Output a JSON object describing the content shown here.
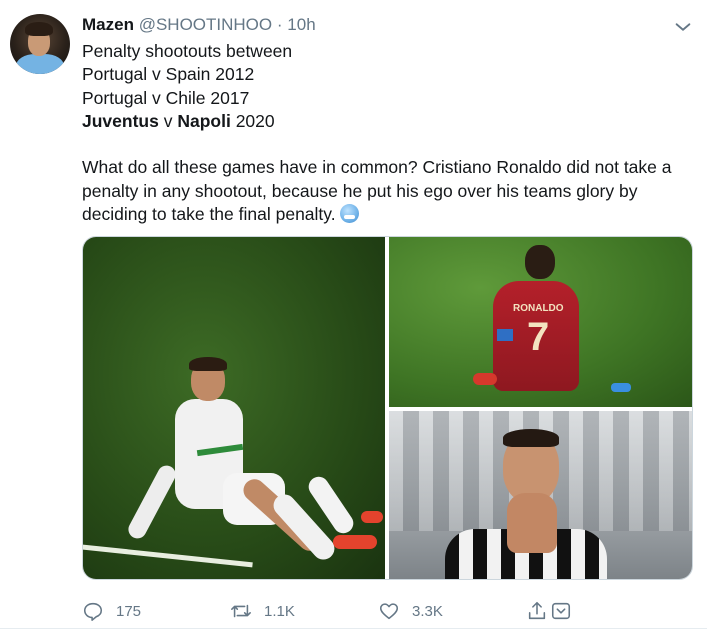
{
  "author": {
    "name": "Mazen",
    "handle": "@SHOOTINHOO",
    "separator": "·",
    "time": "10h"
  },
  "tweet": {
    "lines": [
      "Penalty shootouts between",
      "Portugal v Spain 2012",
      "Portugal v Chile 2017"
    ],
    "line4": {
      "team1": "Juventus",
      "v": "v",
      "team2": "Napoli",
      "year": "2020"
    },
    "paragraph": [
      "What do all these games have in common? Cristiano Ronaldo did not take a",
      "penalty in any shootout, because he put his ego over his teams glory by",
      "deciding to take the final penalty."
    ],
    "emoji": "grimacing-face-emoji"
  },
  "media": {
    "photos": [
      {
        "description": "player-sitting-on-pitch-white-kit"
      },
      {
        "description": "player-sitting-red-kit-number-7",
        "jersey_name": "RONALDO",
        "jersey_number": "7"
      },
      {
        "description": "player-hands-on-face-striped-kit"
      }
    ]
  },
  "actions": {
    "reply_count": "175",
    "retweet_count": "1.1K",
    "like_count": "3.3K"
  },
  "colors": {
    "text": "#14171a",
    "secondary": "#657786",
    "border": "#e6ecf0"
  }
}
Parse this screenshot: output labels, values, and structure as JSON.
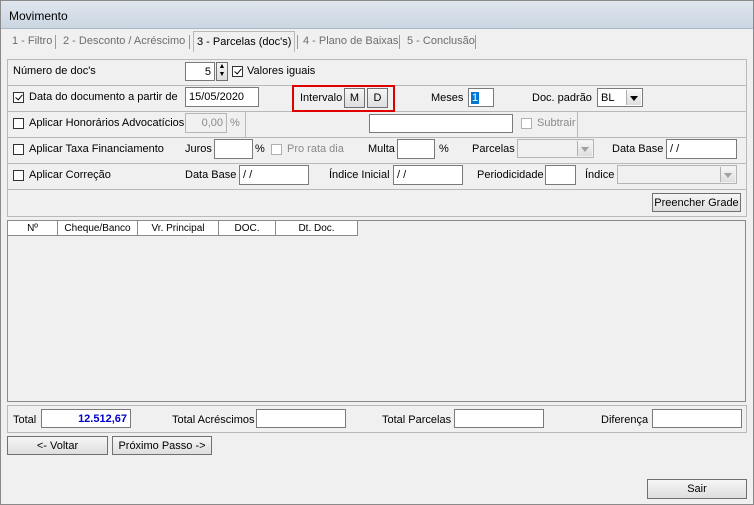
{
  "window": {
    "title": "Movimento"
  },
  "tabs": [
    {
      "label": "1 - Filtro"
    },
    {
      "label": "2 - Desconto / Acréscimo"
    },
    {
      "label": "3 - Parcelas (doc's)"
    },
    {
      "label": "4 - Plano de Baixas"
    },
    {
      "label": "5 - Conclusão"
    }
  ],
  "form": {
    "num_docs_label": "Número de doc's",
    "num_docs_value": "5",
    "valores_iguais_label": "Valores iguais",
    "data_doc_label": "Data do documento a partir de",
    "data_doc_value": "15/05/2020",
    "intervalo_label": "Intervalo",
    "intervalo_m": "M",
    "intervalo_d": "D",
    "meses_label": "Meses",
    "meses_value": "1",
    "doc_padrao_label": "Doc. padrão",
    "doc_padrao_value": "BL",
    "honorarios_label": "Aplicar Honorários Advocatícios",
    "honorarios_value": "0,00",
    "honorarios_unit": "%",
    "subtrair_label": "Subtrair",
    "taxa_label": "Aplicar Taxa Financiamento",
    "juros_label": "Juros",
    "juros_unit": "%",
    "pro_rata_label": "Pro rata dia",
    "multa_label": "Multa",
    "multa_unit": "%",
    "parcelas_label": "Parcelas",
    "data_base_label": "Data Base",
    "data_base_value": " / /",
    "correcao_label": "Aplicar Correção",
    "correcao_data_base_label": "Data Base",
    "correcao_data_base_value": " / /",
    "indice_inicial_label": "Índice Inicial",
    "indice_inicial_value": " / /",
    "periodicidade_label": "Periodicidade",
    "indice_label": "Índice",
    "preencher_grade_button": "Preencher Grade"
  },
  "grid": {
    "columns": [
      "Nº",
      "Cheque/Banco",
      "Vr. Principal",
      "DOC.",
      "Dt. Doc."
    ]
  },
  "totals": {
    "total_label": "Total",
    "total_value": "12.512,67",
    "total_acrescimos_label": "Total Acréscimos",
    "total_parcelas_label": "Total Parcelas",
    "diferenca_label": "Diferença"
  },
  "nav": {
    "voltar_button": "<- Voltar",
    "proximo_button": "Próximo Passo ->",
    "sair_button": "Sair"
  },
  "colors": {
    "highlight_border": "#e00000",
    "total_value_color": "#0000cc"
  }
}
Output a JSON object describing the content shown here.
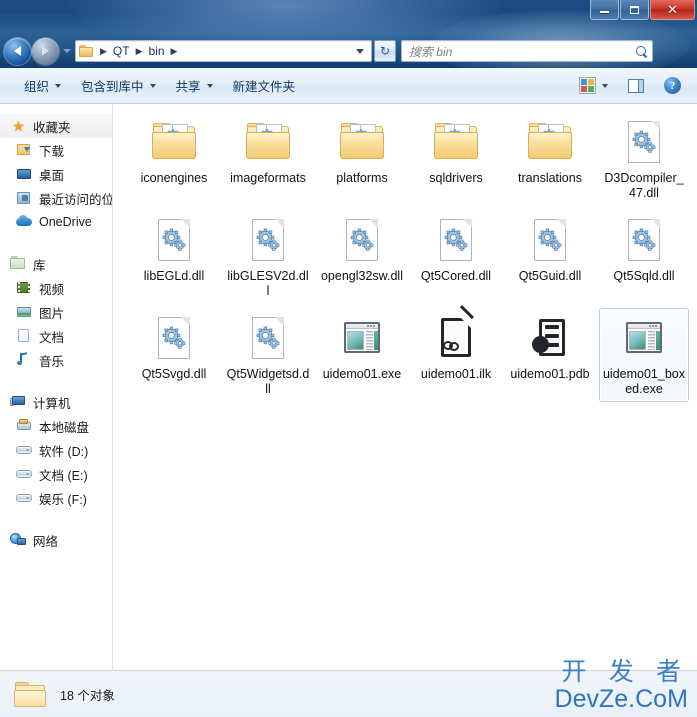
{
  "window": {
    "minimize_label": "Minimize",
    "maximize_label": "Maximize",
    "close_label": "✕"
  },
  "addressbar": {
    "back_label": "Back",
    "forward_label": "Forward",
    "recent_label": "Recent pages",
    "folder_icon": "folder-icon",
    "crumbs": [
      "QT",
      "bin"
    ],
    "separator": "▶",
    "dropdown_label": "Previous locations",
    "refresh_label": "↻"
  },
  "search": {
    "placeholder": "搜索 bin",
    "icon": "search-icon"
  },
  "toolbar": {
    "items": [
      {
        "label": "组织",
        "has_caret": true
      },
      {
        "label": "包含到库中",
        "has_caret": true
      },
      {
        "label": "共享",
        "has_caret": true
      },
      {
        "label": "新建文件夹",
        "has_caret": false
      }
    ],
    "views_icon": "views-icon",
    "views_caret": "chevron-down-icon",
    "preview_pane_icon": "preview-pane-icon",
    "help_icon": "help-icon",
    "help_glyph": "?"
  },
  "sidebar": {
    "groups": [
      {
        "header": {
          "label": "收藏夹",
          "icon": "star-icon",
          "icon_class": "ic-star",
          "glyph": "★"
        },
        "items": [
          {
            "label": "下载",
            "icon": "downloads-icon",
            "icon_class": "ic-download"
          },
          {
            "label": "桌面",
            "icon": "desktop-icon",
            "icon_class": "ic-desktop"
          },
          {
            "label": "最近访问的位置",
            "icon": "recent-places-icon",
            "icon_class": "ic-recent"
          },
          {
            "label": "OneDrive",
            "icon": "onedrive-icon",
            "icon_class": "ic-onedrive"
          }
        ]
      },
      {
        "header": {
          "label": "库",
          "icon": "library-icon",
          "icon_class": "ic-lib",
          "glyph": ""
        },
        "items": [
          {
            "label": "视频",
            "icon": "videos-icon",
            "icon_class": "ic-video"
          },
          {
            "label": "图片",
            "icon": "pictures-icon",
            "icon_class": "ic-pic"
          },
          {
            "label": "文档",
            "icon": "documents-icon",
            "icon_class": "ic-doc"
          },
          {
            "label": "音乐",
            "icon": "music-icon",
            "icon_class": "ic-music"
          }
        ]
      },
      {
        "header": {
          "label": "计算机",
          "icon": "computer-icon",
          "icon_class": "ic-computer",
          "glyph": ""
        },
        "items": [
          {
            "label": "本地磁盘",
            "icon": "local-disk-icon",
            "icon_class": "ic-hdd"
          },
          {
            "label": "软件 (D:)",
            "icon": "drive-icon",
            "icon_class": "ic-drive"
          },
          {
            "label": "文档 (E:)",
            "icon": "drive-icon",
            "icon_class": "ic-drive"
          },
          {
            "label": "娱乐 (F:)",
            "icon": "drive-icon",
            "icon_class": "ic-drive"
          }
        ]
      },
      {
        "header": {
          "label": "网络",
          "icon": "network-icon",
          "icon_class": "ic-net",
          "glyph": ""
        },
        "items": []
      }
    ]
  },
  "files": {
    "items": [
      {
        "name": "iconengines",
        "type": "folder",
        "selected": false
      },
      {
        "name": "imageformats",
        "type": "folder",
        "selected": false
      },
      {
        "name": "platforms",
        "type": "folder",
        "selected": false
      },
      {
        "name": "sqldrivers",
        "type": "folder",
        "selected": false
      },
      {
        "name": "translations",
        "type": "folder",
        "selected": false
      },
      {
        "name": "D3Dcompiler_47.dll",
        "type": "dll",
        "selected": false
      },
      {
        "name": "libEGLd.dll",
        "type": "dll",
        "selected": false
      },
      {
        "name": "libGLESV2d.dll",
        "type": "dll",
        "selected": false
      },
      {
        "name": "opengl32sw.dll",
        "type": "dll",
        "selected": false
      },
      {
        "name": "Qt5Cored.dll",
        "type": "dll",
        "selected": false
      },
      {
        "name": "Qt5Guid.dll",
        "type": "dll",
        "selected": false
      },
      {
        "name": "Qt5Sqld.dll",
        "type": "dll",
        "selected": false
      },
      {
        "name": "Qt5Svgd.dll",
        "type": "dll",
        "selected": false
      },
      {
        "name": "Qt5Widgetsd.dll",
        "type": "dll",
        "selected": false
      },
      {
        "name": "uidemo01.exe",
        "type": "exe",
        "selected": false
      },
      {
        "name": "uidemo01.ilk",
        "type": "ilk",
        "selected": false
      },
      {
        "name": "uidemo01.pdb",
        "type": "pdb",
        "selected": false
      },
      {
        "name": "uidemo01_boxed.exe",
        "type": "exe",
        "selected": true
      }
    ]
  },
  "statusbar": {
    "icon": "folder-icon",
    "text": "18 个对象"
  },
  "watermark": {
    "chinese": "开 发 者",
    "english": "DevZe.CoM",
    "color": "#3478bf"
  },
  "colors": {
    "chrome_blue": "#235586",
    "accent": "#2f74bd",
    "selection_border": "#b8cfe0",
    "close_red": "#c8362a"
  }
}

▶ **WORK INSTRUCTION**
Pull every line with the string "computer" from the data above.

▶ **RESULT**
          "icon": "computer-icon",
          "icon_class": "ic-computer",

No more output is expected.